Jump directly to the Content
Jump directly to the Content

Sermon Illustrations

Home > Sermon Illustrations

"God Is a Party, and You're Invited"

Perhaps the best analogy for the Trinity is a time when you experienced a community of love. Maybe a family when it was at its most healthy and loving. A sports team when people stopped worrying about their own egos. A support group where you felt cared for in spite of your brokenness. A music group when you finally got lost in the music. Because to experience the Trinity is to experience a community of love.

So when I think of analogies of the Trinity, I think of Mike Yearley's apartment. When I came to Wheaton, I moved 700 miles from family. Back then, there was no email, no instant messages, no cell phone. My college roommate hung out by himself. My first winter, it snowed 90 inches. I felt like I was living in the Arctic. So I was lonely and, literally, out in the cold.

Then a senior guy named Mike Yearley invited me to his apartment for dinner and a Bible study. I got there, and the first thing I noticed was that his apartment had real walls made out of dry wall, not cinder blocks painted over too many times.

His wife, Lin, was cooking a home-cooked meal—I could smell it as soon as I walked in the door—and it tasted way better than anything from the college cafeteria. There were other people there, too—a guy named Dave, and another named Dan, who were upperclassmen and popular. They would never have spent time with me, or even known who I was, but because I'd been invited in to Mike's apartment, they talked with me. We all talked and laughed and played games and listened to music and drank coffee and hung out till super late. And as I walked home with Dan, I thought: Wow. No one's got a huge, bloated ego. They just care about each other.

That apartment became my home and my sanity. Whenever I had a question or problem about dating, I would head to Mike's apartment. Whenever I had a question or problem about my spiritual life, I would head to Mike's apartment. At the time, I was trying to live my Christian life in a legalistic way, in my own power, which is a really stinky way to do it. But I didn't know any other way.

So Mike and Dan began teaching me how to live by the power of the Holy Spirit within. What I found in Mike's apartment was this community of love. What I felt there was a little picture of what Jesus talked about when he said: "I will ask the Father, and he will give you another Counselor to be with you forever, the Spirit of truth. I will not leave you as orphans. I will come to you. If anyone loves me, he will obey my teaching. My Father will love him, and we will come to him and make our home with him." To be a Christian is to get an invitation to Mike's apartment. To be a Christian is to be invited into the Community of Love we call the Trinity. In the Trinity, you never find one Person who's grumpy. Never find a Person who is taking love but not giving it out. No one's critical or cynical or jaded.

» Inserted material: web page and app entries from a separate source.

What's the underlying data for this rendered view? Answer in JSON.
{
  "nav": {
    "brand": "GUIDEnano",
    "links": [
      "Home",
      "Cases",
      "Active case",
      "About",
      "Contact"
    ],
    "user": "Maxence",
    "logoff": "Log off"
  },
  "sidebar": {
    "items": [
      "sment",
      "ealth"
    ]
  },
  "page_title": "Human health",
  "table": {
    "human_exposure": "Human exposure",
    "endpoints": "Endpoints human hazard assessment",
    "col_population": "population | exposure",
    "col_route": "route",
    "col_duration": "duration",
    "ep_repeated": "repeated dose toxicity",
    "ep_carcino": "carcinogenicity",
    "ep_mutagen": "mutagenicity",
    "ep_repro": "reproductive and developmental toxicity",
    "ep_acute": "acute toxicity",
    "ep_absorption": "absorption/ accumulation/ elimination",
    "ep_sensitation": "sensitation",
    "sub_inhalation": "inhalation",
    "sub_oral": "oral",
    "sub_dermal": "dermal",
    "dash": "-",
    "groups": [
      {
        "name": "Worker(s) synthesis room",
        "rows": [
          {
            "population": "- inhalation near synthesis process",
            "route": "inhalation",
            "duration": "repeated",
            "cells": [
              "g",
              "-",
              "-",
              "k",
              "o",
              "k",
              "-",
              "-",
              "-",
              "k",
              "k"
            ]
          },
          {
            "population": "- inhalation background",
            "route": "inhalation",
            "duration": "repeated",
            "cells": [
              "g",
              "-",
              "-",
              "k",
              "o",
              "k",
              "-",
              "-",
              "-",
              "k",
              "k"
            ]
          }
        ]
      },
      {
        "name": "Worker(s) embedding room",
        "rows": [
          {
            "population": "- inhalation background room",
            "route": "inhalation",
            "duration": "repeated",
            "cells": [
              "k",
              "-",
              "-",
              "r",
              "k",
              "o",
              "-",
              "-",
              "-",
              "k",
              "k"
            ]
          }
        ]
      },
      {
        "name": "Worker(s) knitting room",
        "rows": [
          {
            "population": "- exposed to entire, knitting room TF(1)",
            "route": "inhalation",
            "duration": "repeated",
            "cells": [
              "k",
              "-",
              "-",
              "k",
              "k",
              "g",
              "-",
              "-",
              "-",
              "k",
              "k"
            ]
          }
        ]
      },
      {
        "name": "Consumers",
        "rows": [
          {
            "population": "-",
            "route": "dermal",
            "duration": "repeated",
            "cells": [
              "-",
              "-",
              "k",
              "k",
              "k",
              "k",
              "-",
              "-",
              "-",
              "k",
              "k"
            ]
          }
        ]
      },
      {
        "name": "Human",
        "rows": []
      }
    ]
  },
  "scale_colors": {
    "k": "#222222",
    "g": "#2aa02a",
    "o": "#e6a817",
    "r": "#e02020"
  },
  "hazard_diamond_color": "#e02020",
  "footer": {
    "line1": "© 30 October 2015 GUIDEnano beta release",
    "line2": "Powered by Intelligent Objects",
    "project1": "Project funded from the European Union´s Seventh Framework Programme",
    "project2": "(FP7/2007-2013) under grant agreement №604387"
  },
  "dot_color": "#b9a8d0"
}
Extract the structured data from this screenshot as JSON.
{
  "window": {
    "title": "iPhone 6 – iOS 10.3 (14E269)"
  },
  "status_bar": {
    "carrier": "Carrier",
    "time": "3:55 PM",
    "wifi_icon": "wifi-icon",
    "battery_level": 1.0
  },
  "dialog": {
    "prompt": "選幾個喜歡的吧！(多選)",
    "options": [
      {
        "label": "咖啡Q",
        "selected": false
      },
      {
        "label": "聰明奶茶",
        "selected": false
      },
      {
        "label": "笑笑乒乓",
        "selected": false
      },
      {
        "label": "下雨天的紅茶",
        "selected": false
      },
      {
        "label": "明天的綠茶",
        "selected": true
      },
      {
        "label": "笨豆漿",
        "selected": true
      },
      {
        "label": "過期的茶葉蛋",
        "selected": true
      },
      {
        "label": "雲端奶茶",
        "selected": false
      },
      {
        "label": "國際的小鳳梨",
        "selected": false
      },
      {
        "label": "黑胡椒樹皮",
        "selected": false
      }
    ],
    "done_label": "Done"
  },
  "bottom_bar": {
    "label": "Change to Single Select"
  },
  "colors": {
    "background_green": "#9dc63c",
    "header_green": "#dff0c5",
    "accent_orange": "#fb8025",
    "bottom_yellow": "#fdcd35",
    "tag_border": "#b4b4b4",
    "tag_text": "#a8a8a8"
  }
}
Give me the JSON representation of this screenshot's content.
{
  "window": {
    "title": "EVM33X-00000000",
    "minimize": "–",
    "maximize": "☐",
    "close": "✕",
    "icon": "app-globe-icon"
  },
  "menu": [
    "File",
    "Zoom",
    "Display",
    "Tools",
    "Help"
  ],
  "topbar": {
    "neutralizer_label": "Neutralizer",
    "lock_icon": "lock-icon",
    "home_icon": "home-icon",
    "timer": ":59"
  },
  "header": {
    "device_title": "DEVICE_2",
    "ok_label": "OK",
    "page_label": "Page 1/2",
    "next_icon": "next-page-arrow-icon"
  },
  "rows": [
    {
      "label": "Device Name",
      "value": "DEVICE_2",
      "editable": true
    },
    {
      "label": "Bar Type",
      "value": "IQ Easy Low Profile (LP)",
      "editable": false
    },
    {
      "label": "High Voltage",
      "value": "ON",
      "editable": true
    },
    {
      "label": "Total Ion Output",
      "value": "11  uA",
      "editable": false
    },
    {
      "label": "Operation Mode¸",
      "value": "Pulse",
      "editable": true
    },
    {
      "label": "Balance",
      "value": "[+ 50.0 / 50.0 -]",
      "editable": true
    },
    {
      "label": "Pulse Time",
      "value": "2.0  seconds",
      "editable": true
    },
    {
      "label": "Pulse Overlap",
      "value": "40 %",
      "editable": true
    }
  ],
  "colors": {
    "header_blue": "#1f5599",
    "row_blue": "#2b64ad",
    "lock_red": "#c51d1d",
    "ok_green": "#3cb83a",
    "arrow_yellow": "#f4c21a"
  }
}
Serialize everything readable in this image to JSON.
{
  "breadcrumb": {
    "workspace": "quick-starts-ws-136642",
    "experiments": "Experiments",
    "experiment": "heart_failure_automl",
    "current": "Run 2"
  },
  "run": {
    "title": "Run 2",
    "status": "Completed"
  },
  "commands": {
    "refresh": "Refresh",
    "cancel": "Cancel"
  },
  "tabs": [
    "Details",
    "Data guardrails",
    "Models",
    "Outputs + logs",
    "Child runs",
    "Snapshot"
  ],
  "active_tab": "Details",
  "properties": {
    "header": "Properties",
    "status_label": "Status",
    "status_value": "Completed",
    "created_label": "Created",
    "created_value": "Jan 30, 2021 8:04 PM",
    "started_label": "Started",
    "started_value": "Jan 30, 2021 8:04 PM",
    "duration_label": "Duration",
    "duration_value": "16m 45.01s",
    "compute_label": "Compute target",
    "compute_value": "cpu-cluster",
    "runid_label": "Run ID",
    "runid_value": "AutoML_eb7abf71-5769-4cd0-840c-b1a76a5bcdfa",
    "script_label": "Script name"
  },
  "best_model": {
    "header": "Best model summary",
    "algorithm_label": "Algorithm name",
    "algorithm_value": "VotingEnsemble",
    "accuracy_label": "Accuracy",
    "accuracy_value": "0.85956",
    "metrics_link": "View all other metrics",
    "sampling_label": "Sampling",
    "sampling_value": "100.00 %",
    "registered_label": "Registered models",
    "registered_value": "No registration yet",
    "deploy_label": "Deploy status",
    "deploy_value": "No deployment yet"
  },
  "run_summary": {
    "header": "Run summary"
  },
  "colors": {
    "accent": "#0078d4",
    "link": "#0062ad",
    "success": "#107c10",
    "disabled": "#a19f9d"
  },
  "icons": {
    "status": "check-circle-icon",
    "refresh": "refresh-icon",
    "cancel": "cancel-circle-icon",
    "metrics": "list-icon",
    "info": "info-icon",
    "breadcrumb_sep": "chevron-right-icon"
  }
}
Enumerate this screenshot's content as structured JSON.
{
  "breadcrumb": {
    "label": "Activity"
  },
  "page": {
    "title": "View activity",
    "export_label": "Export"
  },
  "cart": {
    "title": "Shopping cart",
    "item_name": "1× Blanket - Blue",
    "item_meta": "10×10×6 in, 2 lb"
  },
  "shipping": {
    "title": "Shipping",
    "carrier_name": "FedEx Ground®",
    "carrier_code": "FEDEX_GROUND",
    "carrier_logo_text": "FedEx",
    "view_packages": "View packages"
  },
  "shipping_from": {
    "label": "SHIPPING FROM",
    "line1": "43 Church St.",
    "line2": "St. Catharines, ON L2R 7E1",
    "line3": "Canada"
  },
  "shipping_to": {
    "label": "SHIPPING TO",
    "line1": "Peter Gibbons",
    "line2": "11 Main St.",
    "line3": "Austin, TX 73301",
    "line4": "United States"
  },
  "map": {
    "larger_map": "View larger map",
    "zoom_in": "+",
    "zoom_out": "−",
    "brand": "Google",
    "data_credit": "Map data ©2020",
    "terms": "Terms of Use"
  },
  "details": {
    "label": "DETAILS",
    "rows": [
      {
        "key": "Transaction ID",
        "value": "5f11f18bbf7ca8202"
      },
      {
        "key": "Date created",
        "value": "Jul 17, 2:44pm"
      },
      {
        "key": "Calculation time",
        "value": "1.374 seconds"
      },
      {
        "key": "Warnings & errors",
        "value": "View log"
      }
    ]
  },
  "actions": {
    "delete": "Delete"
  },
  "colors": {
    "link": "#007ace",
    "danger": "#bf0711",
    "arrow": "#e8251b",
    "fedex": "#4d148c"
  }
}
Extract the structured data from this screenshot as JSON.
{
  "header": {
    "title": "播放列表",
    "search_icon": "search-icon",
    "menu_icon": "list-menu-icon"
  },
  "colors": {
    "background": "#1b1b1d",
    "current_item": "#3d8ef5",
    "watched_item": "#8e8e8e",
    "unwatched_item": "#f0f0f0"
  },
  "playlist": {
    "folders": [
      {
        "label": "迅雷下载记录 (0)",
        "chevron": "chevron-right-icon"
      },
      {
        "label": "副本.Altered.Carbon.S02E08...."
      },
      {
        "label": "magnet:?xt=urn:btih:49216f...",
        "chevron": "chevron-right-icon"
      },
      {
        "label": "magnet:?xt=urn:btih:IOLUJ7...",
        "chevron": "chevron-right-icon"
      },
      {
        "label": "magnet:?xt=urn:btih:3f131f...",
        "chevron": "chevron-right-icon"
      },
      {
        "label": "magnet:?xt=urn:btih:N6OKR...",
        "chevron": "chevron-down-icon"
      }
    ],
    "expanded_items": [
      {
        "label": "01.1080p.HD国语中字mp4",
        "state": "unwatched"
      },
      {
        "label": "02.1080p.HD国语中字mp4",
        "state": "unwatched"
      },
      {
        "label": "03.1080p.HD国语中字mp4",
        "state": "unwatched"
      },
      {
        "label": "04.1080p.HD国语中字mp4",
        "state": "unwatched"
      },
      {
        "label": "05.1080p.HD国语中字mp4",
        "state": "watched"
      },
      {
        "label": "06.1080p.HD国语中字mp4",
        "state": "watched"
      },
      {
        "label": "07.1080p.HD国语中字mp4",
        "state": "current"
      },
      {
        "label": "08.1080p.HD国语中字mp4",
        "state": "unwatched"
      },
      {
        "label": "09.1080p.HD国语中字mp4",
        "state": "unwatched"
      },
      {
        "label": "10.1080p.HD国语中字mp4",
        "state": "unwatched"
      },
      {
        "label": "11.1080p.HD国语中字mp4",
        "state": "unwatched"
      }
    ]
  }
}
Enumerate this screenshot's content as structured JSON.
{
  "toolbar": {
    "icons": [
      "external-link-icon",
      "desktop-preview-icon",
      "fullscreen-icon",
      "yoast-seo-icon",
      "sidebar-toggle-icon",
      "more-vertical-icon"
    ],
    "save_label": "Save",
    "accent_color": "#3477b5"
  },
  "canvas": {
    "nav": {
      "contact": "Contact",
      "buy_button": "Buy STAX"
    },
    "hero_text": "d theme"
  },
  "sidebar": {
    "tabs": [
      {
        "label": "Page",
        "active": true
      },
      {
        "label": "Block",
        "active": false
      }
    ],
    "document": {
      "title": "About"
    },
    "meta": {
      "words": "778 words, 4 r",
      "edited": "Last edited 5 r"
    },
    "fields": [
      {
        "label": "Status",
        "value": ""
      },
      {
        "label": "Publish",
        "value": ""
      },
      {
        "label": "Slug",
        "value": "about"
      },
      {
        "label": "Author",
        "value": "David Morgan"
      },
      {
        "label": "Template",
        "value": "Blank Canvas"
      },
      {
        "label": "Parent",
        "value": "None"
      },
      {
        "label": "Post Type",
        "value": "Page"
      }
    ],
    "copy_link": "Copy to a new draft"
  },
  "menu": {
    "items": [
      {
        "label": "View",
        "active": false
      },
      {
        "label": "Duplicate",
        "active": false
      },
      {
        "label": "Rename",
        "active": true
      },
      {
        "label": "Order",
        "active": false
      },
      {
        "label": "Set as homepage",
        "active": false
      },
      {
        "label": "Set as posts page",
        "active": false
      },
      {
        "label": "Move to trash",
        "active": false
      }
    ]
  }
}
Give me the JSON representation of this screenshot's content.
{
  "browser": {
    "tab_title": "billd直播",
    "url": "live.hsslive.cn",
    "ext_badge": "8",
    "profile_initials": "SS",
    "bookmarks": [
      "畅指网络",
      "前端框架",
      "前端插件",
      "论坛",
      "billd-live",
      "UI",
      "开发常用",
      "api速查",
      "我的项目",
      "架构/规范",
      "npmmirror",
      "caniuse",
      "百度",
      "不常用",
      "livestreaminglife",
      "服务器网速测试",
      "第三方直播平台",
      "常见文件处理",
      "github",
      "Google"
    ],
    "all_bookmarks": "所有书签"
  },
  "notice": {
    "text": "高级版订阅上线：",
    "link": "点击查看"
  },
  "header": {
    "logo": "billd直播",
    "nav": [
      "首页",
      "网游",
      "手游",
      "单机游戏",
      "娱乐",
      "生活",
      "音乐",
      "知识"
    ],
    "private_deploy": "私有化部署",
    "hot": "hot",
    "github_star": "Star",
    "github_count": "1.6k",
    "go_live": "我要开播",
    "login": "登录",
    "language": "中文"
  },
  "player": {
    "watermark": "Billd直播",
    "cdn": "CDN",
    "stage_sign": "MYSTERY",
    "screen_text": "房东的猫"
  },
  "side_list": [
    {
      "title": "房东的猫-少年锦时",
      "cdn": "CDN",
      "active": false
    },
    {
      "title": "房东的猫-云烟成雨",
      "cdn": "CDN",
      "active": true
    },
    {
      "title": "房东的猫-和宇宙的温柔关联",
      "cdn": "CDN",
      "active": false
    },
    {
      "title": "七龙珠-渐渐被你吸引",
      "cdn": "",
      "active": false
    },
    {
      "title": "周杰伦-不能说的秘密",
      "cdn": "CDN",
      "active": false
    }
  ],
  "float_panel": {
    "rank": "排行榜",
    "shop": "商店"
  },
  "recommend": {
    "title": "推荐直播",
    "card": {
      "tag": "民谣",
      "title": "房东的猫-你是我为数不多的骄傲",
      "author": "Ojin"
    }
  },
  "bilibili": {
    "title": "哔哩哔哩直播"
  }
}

The Father, the Son, and the Holy Spirit live in absolute unity of love. The Father glorifies the Son. The Son gives glory to the Father. The Spirit knows the thoughts of God and prays to God for our sake. The Father has all authority, yet he gives that authority to the Son, and the Spirit speaks on God's authority. Meanwhile, the Son lives in absolute obedience to the Father, for the Son does only what he sees the Father doing. And the Spirit is sent by the Father in the name of Jesus.

Do you see that in the Trinity there's no jealousy, no politics, no power plays? The reason we can't find many good analogies for the Trinity is that we constantly live in such broken relationships that it's hard for us to imagine a Community in which there's constant joy and creativity and each Person pouring himself out for the others. It sounds crazy, but I think it would be theologically accurate to say: "God is a party, and you're invited."

Related Sermon Illustrations

Our Trinitarian Personhood

In his book Ministry in the Image of God, Stephen Seamands writes about the relational side of our personhood, which reflects the Trinitarian nature of God. In fact, Seamands calls ...

[Read More]

Being a Person in Community

Nancy Ortberg shares a story of how her daughter's concern for the wider church community spoke a word of conviction into Nancy's own heart:

One evening, my oldest daughter ...
[Read More]